Assignment ->
Please say how many lines of the entries below contain the word "Стрельцов", and leave out everything else.
[Dataset content]
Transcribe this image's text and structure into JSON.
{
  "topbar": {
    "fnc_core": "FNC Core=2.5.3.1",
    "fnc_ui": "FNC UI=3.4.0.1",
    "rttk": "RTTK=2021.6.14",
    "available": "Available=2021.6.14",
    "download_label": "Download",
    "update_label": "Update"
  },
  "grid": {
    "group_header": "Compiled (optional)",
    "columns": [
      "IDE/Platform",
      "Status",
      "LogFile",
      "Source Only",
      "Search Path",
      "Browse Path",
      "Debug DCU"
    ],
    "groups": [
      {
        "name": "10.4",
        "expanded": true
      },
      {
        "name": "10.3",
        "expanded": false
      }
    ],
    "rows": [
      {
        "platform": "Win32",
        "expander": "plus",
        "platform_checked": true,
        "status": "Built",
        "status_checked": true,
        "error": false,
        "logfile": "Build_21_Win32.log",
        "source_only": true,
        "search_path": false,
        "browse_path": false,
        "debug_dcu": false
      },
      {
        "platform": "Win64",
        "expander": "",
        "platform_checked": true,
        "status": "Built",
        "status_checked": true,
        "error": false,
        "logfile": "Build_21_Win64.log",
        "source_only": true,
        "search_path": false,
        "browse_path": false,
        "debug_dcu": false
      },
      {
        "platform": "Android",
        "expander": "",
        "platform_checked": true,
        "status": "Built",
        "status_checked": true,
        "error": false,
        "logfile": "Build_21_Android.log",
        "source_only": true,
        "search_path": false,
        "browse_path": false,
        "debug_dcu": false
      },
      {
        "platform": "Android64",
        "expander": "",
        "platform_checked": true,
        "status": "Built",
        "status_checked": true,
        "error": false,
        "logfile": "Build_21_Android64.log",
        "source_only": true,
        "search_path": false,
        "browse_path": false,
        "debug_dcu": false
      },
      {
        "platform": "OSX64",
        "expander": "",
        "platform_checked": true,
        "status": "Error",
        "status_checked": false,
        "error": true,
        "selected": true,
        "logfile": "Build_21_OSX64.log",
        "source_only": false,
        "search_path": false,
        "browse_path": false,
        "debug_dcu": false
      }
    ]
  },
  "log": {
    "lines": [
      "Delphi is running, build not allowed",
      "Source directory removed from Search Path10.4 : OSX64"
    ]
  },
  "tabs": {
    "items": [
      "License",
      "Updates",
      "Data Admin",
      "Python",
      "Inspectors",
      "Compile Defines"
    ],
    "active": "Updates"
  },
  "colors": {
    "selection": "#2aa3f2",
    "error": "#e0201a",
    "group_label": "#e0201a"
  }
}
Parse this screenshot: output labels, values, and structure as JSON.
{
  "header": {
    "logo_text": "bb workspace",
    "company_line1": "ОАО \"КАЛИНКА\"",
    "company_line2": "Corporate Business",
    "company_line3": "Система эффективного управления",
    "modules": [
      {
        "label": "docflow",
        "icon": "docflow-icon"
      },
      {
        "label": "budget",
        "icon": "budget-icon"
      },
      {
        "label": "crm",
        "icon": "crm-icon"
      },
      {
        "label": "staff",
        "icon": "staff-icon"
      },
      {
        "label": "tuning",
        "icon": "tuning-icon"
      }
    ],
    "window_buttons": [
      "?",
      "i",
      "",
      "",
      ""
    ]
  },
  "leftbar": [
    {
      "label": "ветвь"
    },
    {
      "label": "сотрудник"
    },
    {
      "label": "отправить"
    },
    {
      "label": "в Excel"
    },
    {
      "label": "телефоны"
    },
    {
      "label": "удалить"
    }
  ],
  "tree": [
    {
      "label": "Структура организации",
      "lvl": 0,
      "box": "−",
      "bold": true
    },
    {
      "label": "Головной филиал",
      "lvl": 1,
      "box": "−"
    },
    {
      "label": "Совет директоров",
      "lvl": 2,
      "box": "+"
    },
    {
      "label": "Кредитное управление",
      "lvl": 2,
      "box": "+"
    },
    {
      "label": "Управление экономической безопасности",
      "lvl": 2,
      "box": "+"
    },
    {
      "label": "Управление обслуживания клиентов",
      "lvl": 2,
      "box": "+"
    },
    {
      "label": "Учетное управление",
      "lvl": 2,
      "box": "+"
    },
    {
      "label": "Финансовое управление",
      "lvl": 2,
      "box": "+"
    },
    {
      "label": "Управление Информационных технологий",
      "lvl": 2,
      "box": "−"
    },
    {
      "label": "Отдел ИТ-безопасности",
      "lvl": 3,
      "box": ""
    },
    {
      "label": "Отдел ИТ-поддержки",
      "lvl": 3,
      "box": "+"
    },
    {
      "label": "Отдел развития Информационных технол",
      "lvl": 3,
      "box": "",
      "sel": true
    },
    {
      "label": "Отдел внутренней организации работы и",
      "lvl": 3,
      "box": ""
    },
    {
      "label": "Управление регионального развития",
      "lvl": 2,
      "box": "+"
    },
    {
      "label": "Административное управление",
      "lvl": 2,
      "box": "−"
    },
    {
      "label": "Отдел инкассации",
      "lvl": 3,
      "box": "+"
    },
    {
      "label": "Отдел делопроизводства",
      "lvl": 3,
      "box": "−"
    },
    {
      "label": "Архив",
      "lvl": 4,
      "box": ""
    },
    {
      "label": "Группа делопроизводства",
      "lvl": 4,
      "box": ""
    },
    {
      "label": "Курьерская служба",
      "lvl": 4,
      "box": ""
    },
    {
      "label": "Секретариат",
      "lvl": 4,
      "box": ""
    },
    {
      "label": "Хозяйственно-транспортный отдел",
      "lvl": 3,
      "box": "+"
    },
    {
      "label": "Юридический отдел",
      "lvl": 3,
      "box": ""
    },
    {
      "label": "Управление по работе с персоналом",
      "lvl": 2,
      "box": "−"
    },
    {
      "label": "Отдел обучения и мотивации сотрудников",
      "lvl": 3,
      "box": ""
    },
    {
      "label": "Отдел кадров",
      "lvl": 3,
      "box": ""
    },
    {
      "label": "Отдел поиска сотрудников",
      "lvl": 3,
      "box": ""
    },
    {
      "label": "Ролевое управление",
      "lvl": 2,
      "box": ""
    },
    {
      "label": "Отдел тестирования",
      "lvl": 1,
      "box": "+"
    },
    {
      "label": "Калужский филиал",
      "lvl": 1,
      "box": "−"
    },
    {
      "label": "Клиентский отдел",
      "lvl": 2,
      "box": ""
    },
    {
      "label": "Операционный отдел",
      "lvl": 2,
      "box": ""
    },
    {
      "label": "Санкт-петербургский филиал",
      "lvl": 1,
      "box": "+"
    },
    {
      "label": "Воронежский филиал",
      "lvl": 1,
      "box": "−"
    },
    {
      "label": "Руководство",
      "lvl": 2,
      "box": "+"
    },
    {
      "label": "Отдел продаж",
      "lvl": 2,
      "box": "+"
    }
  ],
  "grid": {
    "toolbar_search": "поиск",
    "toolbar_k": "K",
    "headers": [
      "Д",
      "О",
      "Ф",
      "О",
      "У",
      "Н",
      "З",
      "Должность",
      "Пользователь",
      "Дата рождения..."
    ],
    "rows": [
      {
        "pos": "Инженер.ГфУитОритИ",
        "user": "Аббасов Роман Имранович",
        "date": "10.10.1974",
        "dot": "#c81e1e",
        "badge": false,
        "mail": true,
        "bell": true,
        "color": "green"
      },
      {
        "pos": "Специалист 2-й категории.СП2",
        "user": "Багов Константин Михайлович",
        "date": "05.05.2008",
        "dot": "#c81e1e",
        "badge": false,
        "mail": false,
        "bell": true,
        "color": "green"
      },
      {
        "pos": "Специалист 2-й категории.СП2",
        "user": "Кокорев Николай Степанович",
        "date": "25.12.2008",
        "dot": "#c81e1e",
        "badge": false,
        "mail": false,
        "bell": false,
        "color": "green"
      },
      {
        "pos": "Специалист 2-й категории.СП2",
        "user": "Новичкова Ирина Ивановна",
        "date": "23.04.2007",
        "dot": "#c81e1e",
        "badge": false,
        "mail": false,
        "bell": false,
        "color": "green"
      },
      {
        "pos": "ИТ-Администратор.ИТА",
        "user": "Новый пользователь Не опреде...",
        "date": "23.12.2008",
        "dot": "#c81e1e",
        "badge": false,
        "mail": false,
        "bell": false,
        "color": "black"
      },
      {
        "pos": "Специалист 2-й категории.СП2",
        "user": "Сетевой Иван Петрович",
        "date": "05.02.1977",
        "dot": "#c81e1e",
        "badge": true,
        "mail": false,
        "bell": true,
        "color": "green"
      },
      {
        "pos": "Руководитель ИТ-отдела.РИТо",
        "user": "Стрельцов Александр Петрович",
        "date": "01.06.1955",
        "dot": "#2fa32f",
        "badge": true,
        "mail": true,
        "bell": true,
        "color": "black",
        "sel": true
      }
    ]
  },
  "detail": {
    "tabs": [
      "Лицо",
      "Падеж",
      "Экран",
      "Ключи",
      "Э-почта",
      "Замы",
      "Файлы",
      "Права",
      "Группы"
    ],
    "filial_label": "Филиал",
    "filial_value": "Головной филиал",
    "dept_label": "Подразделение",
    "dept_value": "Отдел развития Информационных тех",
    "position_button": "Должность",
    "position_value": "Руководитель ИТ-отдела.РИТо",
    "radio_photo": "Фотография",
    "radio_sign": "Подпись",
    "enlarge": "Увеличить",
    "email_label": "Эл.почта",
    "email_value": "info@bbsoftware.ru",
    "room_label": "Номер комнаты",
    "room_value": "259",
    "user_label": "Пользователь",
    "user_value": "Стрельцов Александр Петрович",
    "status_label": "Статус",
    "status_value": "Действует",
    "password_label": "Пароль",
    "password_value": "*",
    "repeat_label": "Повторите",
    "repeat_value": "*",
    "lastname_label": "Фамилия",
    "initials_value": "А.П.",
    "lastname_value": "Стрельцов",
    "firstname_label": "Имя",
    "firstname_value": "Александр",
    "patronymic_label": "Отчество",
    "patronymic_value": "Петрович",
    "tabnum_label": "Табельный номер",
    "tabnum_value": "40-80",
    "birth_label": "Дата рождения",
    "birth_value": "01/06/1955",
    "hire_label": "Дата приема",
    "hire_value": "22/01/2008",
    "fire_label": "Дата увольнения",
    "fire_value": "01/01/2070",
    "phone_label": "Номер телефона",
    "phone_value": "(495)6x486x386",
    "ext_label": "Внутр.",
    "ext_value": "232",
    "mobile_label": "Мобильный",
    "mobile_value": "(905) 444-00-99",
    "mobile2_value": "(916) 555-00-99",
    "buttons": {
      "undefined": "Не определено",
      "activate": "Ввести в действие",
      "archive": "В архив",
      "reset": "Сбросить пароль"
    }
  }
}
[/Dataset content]
Reply to the task ->
3